Discussion in 'Effects, Pedals, Strings & Things' started by Tonecap, Feb 15, 2012.

  1. Tonecap

    Tonecap Member

    Messages:
    347
    Joined:
    Jan 3, 2009
    I'm trying to make my own patch cables using GLS pancake plugs and gepco xb20ub cable. My problem is the gepco has two layers of braided shield which by the time you separate and twist together, is the equivalent to 12 gauge wire! What is the trick to working around this? Do you just trim away the excess until your down to a managable 20 gauge consistency. I hate to cut off part of the shield but I'm not seeing any way around it. I guess the good news is its braided so even the part that gets trimmed at the end is electrically woven with the part that is being soldered. Any help is much appreciated. Thanks
     
  2. tdk8709

    tdk8709 Senior Member

    Messages:
    961
    Joined:
    Jun 2, 2011
    Location:
    Southern Illinois
    Trim it up. Canare is braided as well, and is massive once you twist it together. Trim just enough to make it manageable.
     
  3. jnepo1

    jnepo1 Silver Supporting Member

    Messages:
    13,218
    Joined:
    Oct 23, 2009
    Location:
    Sutton, MA
    The Gepco X is a thick cable, when you tighten down the GLS pancake plug's cover, don't overtighten, you may short it out. I personally don't use the Gepco w/ pancake plugs because of this.

    As for the braided shielding, I un-weave the strands and then twist it all-together then tin the wires from tip to were all the shielding meets the body of the cable.
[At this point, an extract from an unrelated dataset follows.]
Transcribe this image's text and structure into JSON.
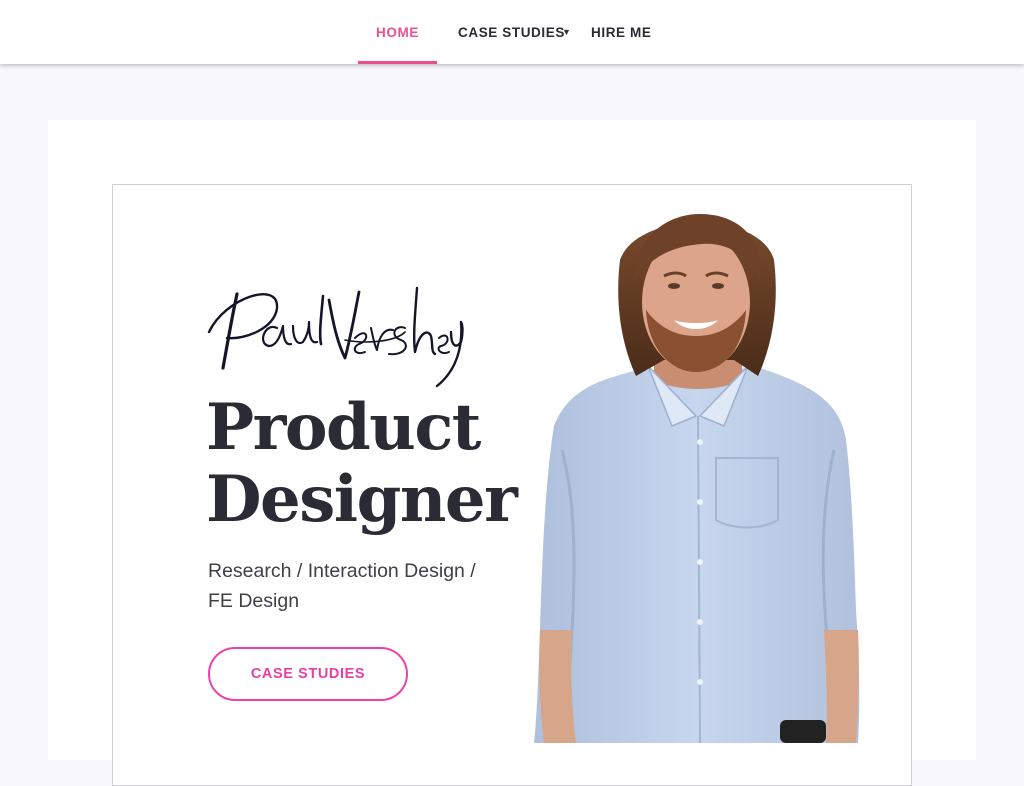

Once tinned, it just a matter of soldering to the lead.
     
  4. Tonecap

    Tonecap Member

    Messages:
    347
    Joined:
    Jan 3, 2009
  5. Tonecap

    Tonecap Member

    Messages:
    347
    Joined:
    Jan 3, 2009
    A bit of an update. I tried the fold back method but it ended up being too bulky. Not a bad idea, but just didn't work with the cable I was using. I did however figure out a little trick that I thought I would pass along. Instead of twisting together a smaller portion of the braid and cutting off the excess I left it all in tack and twisted the whole thing together. If you work it right you can get it down to about a 14 gauge diameter. Then comes the trick. I used a toe nail clipper and angled it across the twisted braid essentially creating a taper that left me about the same diameter on the end of the taper to solder as if I was to trim off half using the old method. However, this way when you tin the tapered wire you are fusing the whole shield instead of just part of it. I'm sure this is old news for some but just wanting to say that toe nail clippers work really well and precise. Better than what I could get outta my snips, which were probably a little dull to begin with.
     
  6. Goodwood Audio

    Goodwood Audio Member

    Messages:
    1,463
    Joined:
    Apr 8, 2008
    Location:
    Australia
    Have you ever had any short out?
    My colleague has made a heap with the same cable as the OP with no issues at all.
    We like how the plug is tight around the cable - to provide some strain relief.
     
  7. dick wiewy

    dick wiewy Member

    Messages:
    343
    Joined:
    Nov 16, 2005
    Location:
    Vacuum Tube Valley, Califas
    What works for me is to gently enlarge an area of the braid an inch or so from the end to create a spread out hole to drag the center conductor through (with it's insulation intact). Grasping the end of the still braided shield I tug it so it collapses like "Chinese Finger Cuffs". I can make that a smaller bundle than I can make a shield by rolling it up the typical way one preps wire for tinning.

    If I've got an impossibly tiny eyelet to fit the bundle through I've mechanically attached a resistor lead trimming to the wire bundle. I try and avoid this fidgety work
    if at all possible. I suspect it wouldn't pass NASA scrutiny for one reason. The other
    being time is precious.

    [​IMG]
     

Share This Page